A Kinetic Mind from Elizabeth Rudge on Vimeo.
The sculptures of Anthony Howe intriguing as they are – gleaming in the yard of his rural home. However, when a breeze picks up and flows through his work, the sculptures take on new life. These kinetic sculptures unfold in the wind with mesmerizing movement. He says of his work:
“I attempt, with an economy of means, to construct objects whose visual references range from lo-tech sci-fi paraphernalia to microbiological or astronomical models. Utilizing primarily stainless steel armatures that are driven either by hammered curvilinear shapes or flat fiberglass covered discs, I hope the pieces assume a spare, linear elegance when conditions are still, mutating to raucous animation when the wind picks up.” [via]
Often it seems the most useful objects are the most overlooked. Much of the work of artist and designer Joost Goudriaan is set upon changing our relationship with such items. A park bench, an object whose aesthetic is nearly entirely defined by its use, is transformed with traditional craftsmanship. Goudrian uses leather and walnut wood to turn a typically stark bench into luxuriant public seating. Also pictured, is a replica of the classic Nike Air Max made from chocolate. While the original may be prized and collected, Goudriaan compelled anyone who bought his chocolate replica to sign a contract stipulating that they would eat the shoe.
Alberto Seveso’s high speed photographs of ink mixing with water are hypnotic and fascinating. Each shot depicts pushes of color twisting and bending with an emotive cadence, lulling itself into an ephemeral sculpture, detailed with sharp visceral attention.
Although such imagery is not new, per se, this specific collection feels intrinsically magnetic due to the captive nature of submerged color naturally bonding or relating before diluting. It’s more about documenting the ease of abstraction than pushing a forced abstract agenda.
Fascinated by the natural world, Joel Rea paints the pulsing elemental forces of our planet interplaying with human relationships formed in our society and consciousness. Driven to explore universal meanings around the human condition, Joel is also interested in depicting the underlying inner forces which drive human behaviour. He presents these narratives visually through the use of vivid surreal landscapes, seascapes, animals and self portraiture. Joel also harvests ideas from his dreams and draws subject matter from his life journey and his own personal struggle to become a professional painter, a life long ambition which was many times nearly derailed by the unpredictable turmoil of his years coming of age as a young man. (via)
Pawel Bownik meticulously pulls each flower apart: disconnecting the leaf from the stem or the petal from the pistil, taking involved notes all the while, so he can, eventually, reassemble each piece back to its original state. His photography, collected here, documents such reconstructions. From far away, each image blooms and seethes with life. However, with a steadier eye, up close, we see pencil marks, bits of string, tape, and pins holding it all together. Like some strange sort of floral Frankenstein, the dead is regenerated.

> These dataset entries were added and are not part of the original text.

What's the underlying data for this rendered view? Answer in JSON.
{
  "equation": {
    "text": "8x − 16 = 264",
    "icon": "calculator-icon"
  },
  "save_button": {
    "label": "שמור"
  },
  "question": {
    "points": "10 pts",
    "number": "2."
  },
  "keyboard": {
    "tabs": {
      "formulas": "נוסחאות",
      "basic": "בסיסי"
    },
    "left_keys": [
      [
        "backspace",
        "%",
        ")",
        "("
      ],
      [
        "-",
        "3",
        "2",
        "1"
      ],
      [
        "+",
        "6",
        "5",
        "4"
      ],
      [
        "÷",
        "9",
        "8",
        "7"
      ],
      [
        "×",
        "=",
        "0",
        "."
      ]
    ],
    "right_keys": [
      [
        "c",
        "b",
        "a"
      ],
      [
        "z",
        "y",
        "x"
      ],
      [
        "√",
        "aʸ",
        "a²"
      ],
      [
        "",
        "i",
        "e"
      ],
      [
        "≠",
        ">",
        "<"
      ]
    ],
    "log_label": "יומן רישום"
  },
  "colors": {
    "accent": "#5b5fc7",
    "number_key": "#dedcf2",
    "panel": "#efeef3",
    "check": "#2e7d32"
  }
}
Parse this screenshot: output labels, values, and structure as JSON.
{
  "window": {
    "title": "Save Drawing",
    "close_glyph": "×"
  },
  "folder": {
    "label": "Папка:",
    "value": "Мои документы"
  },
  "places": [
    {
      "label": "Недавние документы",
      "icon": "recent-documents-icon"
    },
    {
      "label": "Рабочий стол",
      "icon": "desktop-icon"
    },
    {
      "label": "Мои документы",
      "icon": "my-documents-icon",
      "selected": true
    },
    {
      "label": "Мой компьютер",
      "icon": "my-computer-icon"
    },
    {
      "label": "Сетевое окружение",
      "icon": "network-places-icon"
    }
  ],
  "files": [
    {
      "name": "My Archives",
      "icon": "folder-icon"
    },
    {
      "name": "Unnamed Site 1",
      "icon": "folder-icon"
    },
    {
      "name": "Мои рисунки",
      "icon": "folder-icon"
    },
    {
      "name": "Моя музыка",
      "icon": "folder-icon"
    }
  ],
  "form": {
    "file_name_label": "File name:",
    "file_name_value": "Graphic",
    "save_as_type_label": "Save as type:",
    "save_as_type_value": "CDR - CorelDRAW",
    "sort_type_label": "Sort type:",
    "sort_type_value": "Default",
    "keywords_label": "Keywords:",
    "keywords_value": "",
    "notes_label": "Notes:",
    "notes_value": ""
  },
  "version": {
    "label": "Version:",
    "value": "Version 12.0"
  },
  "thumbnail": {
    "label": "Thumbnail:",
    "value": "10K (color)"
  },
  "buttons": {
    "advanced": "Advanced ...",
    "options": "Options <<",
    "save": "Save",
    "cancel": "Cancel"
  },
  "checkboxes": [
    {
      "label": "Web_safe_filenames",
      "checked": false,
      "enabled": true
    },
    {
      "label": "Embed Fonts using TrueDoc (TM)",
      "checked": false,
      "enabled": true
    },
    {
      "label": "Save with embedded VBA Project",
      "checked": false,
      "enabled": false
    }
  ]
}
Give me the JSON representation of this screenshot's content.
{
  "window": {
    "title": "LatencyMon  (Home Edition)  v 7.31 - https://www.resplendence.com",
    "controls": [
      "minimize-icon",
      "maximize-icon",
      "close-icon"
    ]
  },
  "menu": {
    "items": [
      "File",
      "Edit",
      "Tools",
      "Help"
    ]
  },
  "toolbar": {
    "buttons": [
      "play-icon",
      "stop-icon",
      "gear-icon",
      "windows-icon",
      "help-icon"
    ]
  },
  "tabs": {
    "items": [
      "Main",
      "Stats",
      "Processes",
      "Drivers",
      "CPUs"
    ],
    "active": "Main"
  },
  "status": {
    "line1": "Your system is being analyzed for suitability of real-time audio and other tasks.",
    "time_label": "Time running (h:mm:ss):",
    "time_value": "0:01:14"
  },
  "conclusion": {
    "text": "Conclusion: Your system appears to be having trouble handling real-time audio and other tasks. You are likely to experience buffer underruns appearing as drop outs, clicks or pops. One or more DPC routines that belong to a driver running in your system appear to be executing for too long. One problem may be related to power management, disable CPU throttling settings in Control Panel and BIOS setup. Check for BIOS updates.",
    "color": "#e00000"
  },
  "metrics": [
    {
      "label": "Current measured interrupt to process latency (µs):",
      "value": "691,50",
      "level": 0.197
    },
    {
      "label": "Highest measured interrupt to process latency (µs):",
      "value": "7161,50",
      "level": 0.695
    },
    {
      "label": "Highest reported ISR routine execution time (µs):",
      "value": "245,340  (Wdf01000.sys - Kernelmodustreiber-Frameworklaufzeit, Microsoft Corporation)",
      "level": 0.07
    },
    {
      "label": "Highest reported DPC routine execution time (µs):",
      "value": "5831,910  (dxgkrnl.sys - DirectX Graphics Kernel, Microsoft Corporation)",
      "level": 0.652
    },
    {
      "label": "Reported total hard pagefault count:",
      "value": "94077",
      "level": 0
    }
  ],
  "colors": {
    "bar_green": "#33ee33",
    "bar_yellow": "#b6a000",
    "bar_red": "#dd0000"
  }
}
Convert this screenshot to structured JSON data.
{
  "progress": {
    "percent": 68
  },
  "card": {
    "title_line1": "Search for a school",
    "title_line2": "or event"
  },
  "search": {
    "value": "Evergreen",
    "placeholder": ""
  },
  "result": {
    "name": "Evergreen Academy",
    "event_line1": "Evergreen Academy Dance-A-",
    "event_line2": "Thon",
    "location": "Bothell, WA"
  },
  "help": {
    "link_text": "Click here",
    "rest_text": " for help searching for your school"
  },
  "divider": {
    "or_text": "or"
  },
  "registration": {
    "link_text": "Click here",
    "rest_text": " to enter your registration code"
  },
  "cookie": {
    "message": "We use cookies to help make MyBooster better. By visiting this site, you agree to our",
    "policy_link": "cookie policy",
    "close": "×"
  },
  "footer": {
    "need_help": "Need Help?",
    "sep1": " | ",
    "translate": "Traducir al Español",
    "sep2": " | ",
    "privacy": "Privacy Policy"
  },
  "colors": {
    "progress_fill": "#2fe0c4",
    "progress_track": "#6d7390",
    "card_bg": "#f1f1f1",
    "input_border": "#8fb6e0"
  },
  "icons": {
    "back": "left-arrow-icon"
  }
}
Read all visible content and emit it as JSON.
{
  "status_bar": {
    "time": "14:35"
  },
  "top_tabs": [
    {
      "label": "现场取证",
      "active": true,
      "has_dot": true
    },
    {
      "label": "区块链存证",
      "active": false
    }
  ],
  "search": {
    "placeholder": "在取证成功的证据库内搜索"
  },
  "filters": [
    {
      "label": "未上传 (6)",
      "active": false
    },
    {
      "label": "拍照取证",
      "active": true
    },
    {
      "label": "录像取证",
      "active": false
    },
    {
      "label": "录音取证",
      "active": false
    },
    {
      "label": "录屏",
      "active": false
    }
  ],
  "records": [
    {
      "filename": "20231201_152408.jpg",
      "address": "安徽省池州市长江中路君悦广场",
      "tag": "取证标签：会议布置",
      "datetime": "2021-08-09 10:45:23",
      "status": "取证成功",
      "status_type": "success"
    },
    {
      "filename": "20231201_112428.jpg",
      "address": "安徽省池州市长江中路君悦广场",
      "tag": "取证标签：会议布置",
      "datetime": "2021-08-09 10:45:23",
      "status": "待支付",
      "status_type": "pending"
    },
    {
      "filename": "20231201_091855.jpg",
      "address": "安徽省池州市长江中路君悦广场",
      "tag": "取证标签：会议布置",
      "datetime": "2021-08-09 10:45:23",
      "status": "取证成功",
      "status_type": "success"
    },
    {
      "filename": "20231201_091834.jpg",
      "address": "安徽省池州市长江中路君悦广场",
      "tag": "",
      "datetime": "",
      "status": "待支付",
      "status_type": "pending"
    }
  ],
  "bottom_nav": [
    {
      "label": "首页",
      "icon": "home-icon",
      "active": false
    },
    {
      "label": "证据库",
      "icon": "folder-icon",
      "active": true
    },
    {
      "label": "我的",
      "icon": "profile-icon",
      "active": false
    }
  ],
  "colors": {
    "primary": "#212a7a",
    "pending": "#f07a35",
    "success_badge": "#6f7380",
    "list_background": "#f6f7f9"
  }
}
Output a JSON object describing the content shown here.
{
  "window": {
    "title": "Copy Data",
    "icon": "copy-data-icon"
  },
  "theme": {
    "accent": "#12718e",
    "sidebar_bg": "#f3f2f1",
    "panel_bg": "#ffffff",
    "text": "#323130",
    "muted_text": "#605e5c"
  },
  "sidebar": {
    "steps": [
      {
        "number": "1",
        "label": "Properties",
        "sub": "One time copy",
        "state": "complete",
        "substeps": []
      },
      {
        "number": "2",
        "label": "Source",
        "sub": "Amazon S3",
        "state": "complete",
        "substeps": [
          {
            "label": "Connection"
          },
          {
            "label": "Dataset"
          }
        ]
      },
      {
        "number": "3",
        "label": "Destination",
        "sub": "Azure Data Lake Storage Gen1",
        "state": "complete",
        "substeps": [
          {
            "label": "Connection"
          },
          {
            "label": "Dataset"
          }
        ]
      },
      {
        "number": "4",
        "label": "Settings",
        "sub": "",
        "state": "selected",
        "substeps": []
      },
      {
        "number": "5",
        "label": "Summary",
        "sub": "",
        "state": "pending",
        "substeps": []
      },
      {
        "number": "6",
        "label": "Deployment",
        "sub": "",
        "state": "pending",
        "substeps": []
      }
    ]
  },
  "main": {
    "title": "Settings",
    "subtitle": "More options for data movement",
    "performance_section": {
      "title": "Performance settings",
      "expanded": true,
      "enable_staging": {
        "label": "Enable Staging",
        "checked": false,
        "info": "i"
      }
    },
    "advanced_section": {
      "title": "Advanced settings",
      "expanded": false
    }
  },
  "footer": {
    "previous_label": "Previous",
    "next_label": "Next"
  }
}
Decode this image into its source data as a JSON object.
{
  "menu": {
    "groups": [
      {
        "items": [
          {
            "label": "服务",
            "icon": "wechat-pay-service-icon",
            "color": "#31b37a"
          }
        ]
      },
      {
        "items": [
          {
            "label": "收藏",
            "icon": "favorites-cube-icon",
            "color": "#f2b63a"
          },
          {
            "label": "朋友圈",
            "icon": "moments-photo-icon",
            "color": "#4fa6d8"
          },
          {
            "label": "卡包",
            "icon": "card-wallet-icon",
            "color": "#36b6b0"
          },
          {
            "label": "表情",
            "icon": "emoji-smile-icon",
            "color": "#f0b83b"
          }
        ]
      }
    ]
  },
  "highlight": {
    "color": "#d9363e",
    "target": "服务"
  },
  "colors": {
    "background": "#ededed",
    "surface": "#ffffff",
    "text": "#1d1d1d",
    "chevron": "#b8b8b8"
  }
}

“Candace Couse is a visual artist exploring issues surrounding space, place, and the body. Her work examines the basic human need to acquire territory as a prerequisite to identity, as well as the loss of security and anxiety that comes with disorientation. Functioning on the assumption that orientation is primary to all other human experience, the body plays a central role in her art practice as both a mechanism for experience and as the principal terrain that we all initially acquire. Her work eagerly engages with the idea of personal geographies as intimate approaches to orientation and identity that are profoundly detached from collective knowledge and public geographies. ”
Graffiti artist Sofles is the subject of a new video from Selina Miles titled Infinite. The video captures Sofles as he gets to work. Through time-lapse Sofles is captured wandering through a huge building, perhaps an old school or warehouse. He puts up pieces, tags, murals – over twenty throughout the video. Sofles’ impressive work ranges in size from quick tags to huge rolled murals and styles that are similarly varied. Be sure to check out the video Infinity after the jump. [via]
Even through a computer screen Tauba Auerbach‘s work is wonderfully confusing. To answer the question that you may likely be asking right now: Yes, these are paintings. Auerbach folds, rolls, crinkles, and otherwise manipulates the canvas prior to stretching it. She then sprays it with various colors of acrylic paint from different angles. The resulting paintings are definitely two-dimensional work. The process, though, produces an extremely realistic three-dimensional effect, as if the painting were indeed folded and wrinkled then lit by colored lights.